[Recorded data]
>>>

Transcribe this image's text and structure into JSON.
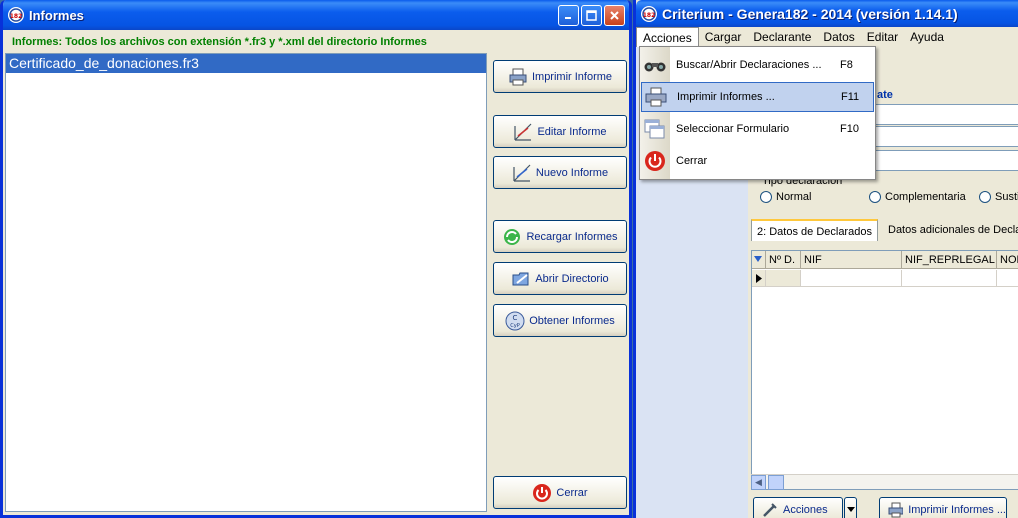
{
  "informes_window": {
    "title": "Informes",
    "header": "Informes: Todos los archivos con extensión *.fr3 y *.xml del directorio Informes",
    "files": [
      "Certificado_de_donaciones.fr3"
    ],
    "buttons": {
      "imprimir": "Imprimir Informe",
      "editar": "Editar Informe",
      "nuevo": "Nuevo Informe",
      "recargar": "Recargar Informes",
      "abrir": "Abrir Directorio",
      "obtener": "Obtener Informes",
      "cerrar": "Cerrar"
    }
  },
  "criterium_window": {
    "title": "Criterium - Genera182 - 2014 (versión 1.14.1)",
    "menu": [
      "Acciones",
      "Cargar",
      "Declarante",
      "Datos",
      "Editar",
      "Ayuda"
    ],
    "dropdown": [
      {
        "label": "Buscar/Abrir Declaraciones ...",
        "key": "F8",
        "icon": "binoculars-icon"
      },
      {
        "label": "Imprimir Informes ...",
        "key": "F11",
        "icon": "printer-icon"
      },
      {
        "label": "Seleccionar Formulario",
        "key": "F10",
        "icon": "windows-icon"
      },
      {
        "label": "Cerrar",
        "key": "",
        "icon": "power-icon"
      }
    ],
    "section_label": "ate",
    "tipo_label": "Tipo declaración",
    "radios": [
      "Normal",
      "Complementaria",
      "Sustit"
    ],
    "tabs": [
      "2: Datos de Declarados",
      "Datos adicionales de Declar"
    ],
    "grid_columns": [
      "Nº D.",
      "NIF",
      "NIF_REPRLEGAL",
      "NOM"
    ],
    "bottom_buttons": {
      "acciones": "Acciones",
      "imprimir": "Imprimir Informes ..."
    }
  }
}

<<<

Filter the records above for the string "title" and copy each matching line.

§ **ANSWER SPACE**:
    "title": "Informes",
    "title": "Criterium - Genera182 - 2014 (versión 1.14.1)",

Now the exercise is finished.